* REQUIRED ACTION
Each record below needs to be written out exactly as it reads.

Segment Open

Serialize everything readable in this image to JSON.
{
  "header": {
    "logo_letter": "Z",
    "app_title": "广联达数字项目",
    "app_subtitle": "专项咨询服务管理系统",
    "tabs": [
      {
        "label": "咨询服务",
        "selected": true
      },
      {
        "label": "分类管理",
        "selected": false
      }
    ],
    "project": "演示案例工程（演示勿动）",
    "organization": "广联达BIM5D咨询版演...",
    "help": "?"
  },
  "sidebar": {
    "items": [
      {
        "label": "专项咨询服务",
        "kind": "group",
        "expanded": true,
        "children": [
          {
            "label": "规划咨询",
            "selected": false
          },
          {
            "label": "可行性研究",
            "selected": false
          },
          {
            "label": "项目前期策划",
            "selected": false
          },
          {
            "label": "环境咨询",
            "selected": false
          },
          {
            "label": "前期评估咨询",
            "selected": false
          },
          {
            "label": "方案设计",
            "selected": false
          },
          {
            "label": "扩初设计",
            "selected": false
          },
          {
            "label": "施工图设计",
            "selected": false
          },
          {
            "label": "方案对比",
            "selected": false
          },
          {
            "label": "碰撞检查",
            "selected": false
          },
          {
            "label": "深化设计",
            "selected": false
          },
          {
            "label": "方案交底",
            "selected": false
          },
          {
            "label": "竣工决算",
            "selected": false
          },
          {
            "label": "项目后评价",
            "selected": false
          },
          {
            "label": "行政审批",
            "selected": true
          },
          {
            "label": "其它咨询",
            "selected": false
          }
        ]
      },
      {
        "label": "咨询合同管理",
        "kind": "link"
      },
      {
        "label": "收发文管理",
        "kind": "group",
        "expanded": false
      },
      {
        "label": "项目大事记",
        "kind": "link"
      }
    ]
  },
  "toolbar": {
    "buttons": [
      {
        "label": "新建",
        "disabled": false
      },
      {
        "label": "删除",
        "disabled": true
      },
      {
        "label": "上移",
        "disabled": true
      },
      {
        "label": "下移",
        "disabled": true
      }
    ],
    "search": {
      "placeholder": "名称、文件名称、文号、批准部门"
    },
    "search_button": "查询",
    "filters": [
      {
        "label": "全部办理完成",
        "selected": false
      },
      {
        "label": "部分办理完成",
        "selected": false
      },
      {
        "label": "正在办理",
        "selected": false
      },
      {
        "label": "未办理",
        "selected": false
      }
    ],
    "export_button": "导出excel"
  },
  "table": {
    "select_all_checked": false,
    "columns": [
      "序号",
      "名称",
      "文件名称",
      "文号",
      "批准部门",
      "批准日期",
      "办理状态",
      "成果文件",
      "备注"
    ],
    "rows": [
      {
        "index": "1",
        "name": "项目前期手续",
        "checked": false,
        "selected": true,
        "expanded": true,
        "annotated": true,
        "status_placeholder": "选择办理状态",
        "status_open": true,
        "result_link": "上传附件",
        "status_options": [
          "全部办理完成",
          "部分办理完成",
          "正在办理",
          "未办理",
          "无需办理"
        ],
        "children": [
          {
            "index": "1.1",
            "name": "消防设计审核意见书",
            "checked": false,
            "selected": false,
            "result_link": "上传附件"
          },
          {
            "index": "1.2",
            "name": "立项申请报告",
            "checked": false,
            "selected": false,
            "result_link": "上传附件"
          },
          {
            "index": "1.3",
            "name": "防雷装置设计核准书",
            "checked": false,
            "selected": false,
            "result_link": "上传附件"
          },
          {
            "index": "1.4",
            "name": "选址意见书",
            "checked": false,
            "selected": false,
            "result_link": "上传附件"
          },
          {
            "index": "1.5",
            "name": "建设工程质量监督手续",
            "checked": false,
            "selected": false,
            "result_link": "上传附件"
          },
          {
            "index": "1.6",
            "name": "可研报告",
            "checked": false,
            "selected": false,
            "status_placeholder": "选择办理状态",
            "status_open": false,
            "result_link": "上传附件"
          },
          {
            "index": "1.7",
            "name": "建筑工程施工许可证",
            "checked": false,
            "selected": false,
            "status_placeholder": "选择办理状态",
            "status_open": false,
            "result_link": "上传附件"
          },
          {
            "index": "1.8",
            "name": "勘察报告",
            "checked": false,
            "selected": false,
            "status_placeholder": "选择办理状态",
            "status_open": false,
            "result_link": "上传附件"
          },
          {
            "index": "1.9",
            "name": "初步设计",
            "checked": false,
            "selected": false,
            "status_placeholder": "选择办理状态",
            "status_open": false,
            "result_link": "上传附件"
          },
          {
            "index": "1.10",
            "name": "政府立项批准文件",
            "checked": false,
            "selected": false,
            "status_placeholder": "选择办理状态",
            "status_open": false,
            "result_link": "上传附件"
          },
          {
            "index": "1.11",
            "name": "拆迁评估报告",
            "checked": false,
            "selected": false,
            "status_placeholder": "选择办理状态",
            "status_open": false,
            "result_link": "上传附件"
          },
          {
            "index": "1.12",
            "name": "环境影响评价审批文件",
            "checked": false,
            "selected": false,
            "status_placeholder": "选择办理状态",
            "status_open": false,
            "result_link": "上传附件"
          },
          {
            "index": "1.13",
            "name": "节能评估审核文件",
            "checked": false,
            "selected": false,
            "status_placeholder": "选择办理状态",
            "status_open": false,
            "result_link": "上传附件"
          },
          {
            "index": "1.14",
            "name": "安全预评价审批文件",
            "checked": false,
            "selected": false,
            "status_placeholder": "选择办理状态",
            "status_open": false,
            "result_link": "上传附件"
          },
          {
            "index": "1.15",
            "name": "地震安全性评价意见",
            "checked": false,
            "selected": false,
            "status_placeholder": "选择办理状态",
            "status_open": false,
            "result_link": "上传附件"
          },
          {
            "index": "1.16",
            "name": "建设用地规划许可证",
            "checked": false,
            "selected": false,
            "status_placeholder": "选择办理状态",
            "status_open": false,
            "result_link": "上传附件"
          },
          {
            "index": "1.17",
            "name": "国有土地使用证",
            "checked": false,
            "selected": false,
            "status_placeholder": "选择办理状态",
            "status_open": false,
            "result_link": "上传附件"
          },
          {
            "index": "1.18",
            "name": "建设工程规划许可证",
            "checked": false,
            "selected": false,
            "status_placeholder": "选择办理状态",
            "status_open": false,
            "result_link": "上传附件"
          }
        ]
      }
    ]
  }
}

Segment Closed

* REPLY TO THE TASK
Serialize everything readable in this image to JSON.
{
  "header": {
    "logo_letter": "Z",
    "app_title": "广联达数字项目",
    "app_subtitle": "专项咨询服务管理系统",
    "tabs": [
      {
        "label": "咨询服务",
        "selected": true
      },
      {
        "label": "分类管理",
        "selected": false
      }
    ],
    "project": "演示案例工程（演示勿动）",
    "organization": "广联达BIM5D咨询版演...",
    "help": "?"
  },
  "sidebar": {
    "items": [
      {
        "label": "专项咨询服务",
        "kind": "group",
        "expanded": true,
        "children": [
          {
            "label": "规划咨询",
            "selected": false
          },
          {
            "label": "可行性研究",
            "selected": false
          },
          {
            "label": "项目前期策划",
            "selected": false
          },
          {
            "label": "环境咨询",
            "selected": false
          },
          {
            "label": "前期评估咨询",
            "selected": false
          },
          {
            "label": "方案设计",
            "selected": false
          },
          {
            "label": "扩初设计",
            "selected": false
          },
          {
            "label": "施工图设计",
            "selected": false
          },
          {
            "label": "方案对比",
            "selected": false
          },
          {
            "label": "碰撞检查",
            "selected": false
          },
          {
            "label": "深化设计",
            "selected": false
          },
          {
            "label": "方案交底",
            "selected": false
          },
          {
            "label": "竣工决算",
            "selected": false
          },
          {
            "label": "项目后评价",
            "selected": false
          },
          {
            "label": "行政审批",
            "selected": true
          },
          {
            "label": "其它咨询",
            "selected": false
          }
        ]
      },
      {
        "label": "咨询合同管理",
        "kind": "link"
      },
      {
        "label": "收发文管理",
        "kind": "group",
        "expanded": false
      },
      {
        "label": "项目大事记",
        "kind": "link"
      }
    ]
  },
  "toolbar": {
    "buttons": [
      {
        "label": "新建",
        "disabled": false
      },
      {
        "label": "删除",
        "disabled": true
      },
      {
        "label": "上移",
        "disabled": true
      },
      {
        "label": "下移",
        "disabled": true
      }
    ],
    "search": {
      "placeholder": "名称、文件名称、文号、批准部门"
    },
    "search_button": "查询",
    "filters": [
      {
        "label": "全部办理完成",
        "selected": false
      },
      {
        "label": "部分办理完成",
        "selected": false
      },
      {
        "label": "正在办理",
        "selected": false
      },
      {
        "label": "未办理",
        "selected": false
      }
    ],
    "export_button": "导出excel"
  },
  "table": {
    "select_all_checked": false,
    "columns": [
      "序号",
      "名称",
      "文件名称",
      "文号",
      "批准部门",
      "批准日期",
      "办理状态",
      "成果文件",
      "备注"
    ],
    "rows": [
      {
        "index": "1",
        "name": "项目前期手续",
        "checked": false,
        "selected": true,
        "expanded": true,
        "annotated": true,
        "status_placeholder": "选择办理状态",
        "status_open": true,
        "result_link": "上传附件",
        "status_options": [
          "全部办理完成",
          "部分办理完成",
          "正在办理",
          "未办理",
          "无需办理"
        ],
        "children": [
          {
            "index": "1.1",
            "name": "消防设计审核意见书",
            "checked": false,
            "selected": false,
            "result_link": "上传附件"
          },
          {
            "index": "1.2",
            "name": "立项申请报告",
            "checked": false,
            "selected": false,
            "result_link": "上传附件"
          },
          {
            "index": "1.3",
            "name": "防雷装置设计核准书",
            "checked": false,
            "selected": false,
            "result_link": "上传附件"
          },
          {
            "index": "1.4",
            "name": "选址意见书",
            "checked": false,
            "selected": false,
            "result_link": "上传附件"
          },
          {
            "index": "1.5",
            "name": "建设工程质量监督手续",
            "checked": false,
            "selected": false,
            "result_link": "上传附件"
          },
          {
            "index": "1.6",
            "name": "可研报告",
            "checked": false,
            "selected": false,
            "status_placeholder": "选择办理状态",
            "status_open": false,
            "result_link": "上传附件"
          },
          {
            "index": "1.7",
            "name": "建筑工程施工许可证",
            "checked": false,
            "selected": false,
            "status_placeholder": "选择办理状态",
            "status_open": false,
            "result_link": "上传附件"
          },
          {
            "index": "1.8",
            "name": "勘察报告",
            "checked": false,
            "selected": false,
            "status_placeholder": "选择办理状态",
            "status_open": false,
            "result_link": "上传附件"
          },
          {
            "index": "1.9",
            "name": "初步设计",
            "checked": false,
            "selected": false,
            "status_placeholder": "选择办理状态",
            "status_open": false,
            "result_link": "上传附件"
          },
          {
            "index": "1.10",
            "name": "政府立项批准文件",
            "checked": false,
            "selected": false,
            "status_placeholder": "选择办理状态",
            "status_open": false,
            "result_link": "上传附件"
          },
          {
            "index": "1.11",
            "name": "拆迁评估报告",
            "checked": false,
            "selected": false,
            "status_placeholder": "选择办理状态",
            "status_open": false,
            "result_link": "上传附件"
          },
          {
            "index": "1.12",
            "name": "环境影响评价审批文件",
            "checked": false,
            "selected": false,
            "status_placeholder": "选择办理状态",
            "status_open": false,
            "result_link": "上传附件"
          },
          {
            "index": "1.13",
            "name": "节能评估审核文件",
            "checked": false,
            "selected": false,
            "status_placeholder": "选择办理状态",
            "status_open": false,
            "result_link": "上传附件"
          },
          {
            "index": "1.14",
            "name": "安全预评价审批文件",
            "checked": false,
            "selected": false,
            "status_placeholder": "选择办理状态",
            "status_open": false,
            "result_link": "上传附件"
          },
          {
            "index": "1.15",
            "name": "地震安全性评价意见",
            "checked": false,
            "selected": false,
            "status_placeholder": "选择办理状态",
            "status_open": false,
            "result_link": "上传附件"
          },
          {
            "index": "1.16",
            "name": "建设用地规划许可证",
            "checked": false,
            "selected": false,
            "status_placeholder": "选择办理状态",
            "status_open": false,
            "result_link": "上传附件"
          },
          {
            "index": "1.17",
            "name": "国有土地使用证",
            "checked": false,
            "selected": false,
            "status_placeholder": "选择办理状态",
            "status_open": false,
            "result_link": "上传附件"
          },
          {
            "index": "1.18",
            "name": "建设工程规划许可证",
            "checked": false,
            "selected": false,
            "status_placeholder": "选择办理状态",
            "status_open": false,
            "result_link": "上传附件"
          }
        ]
      }
    ]
  }
}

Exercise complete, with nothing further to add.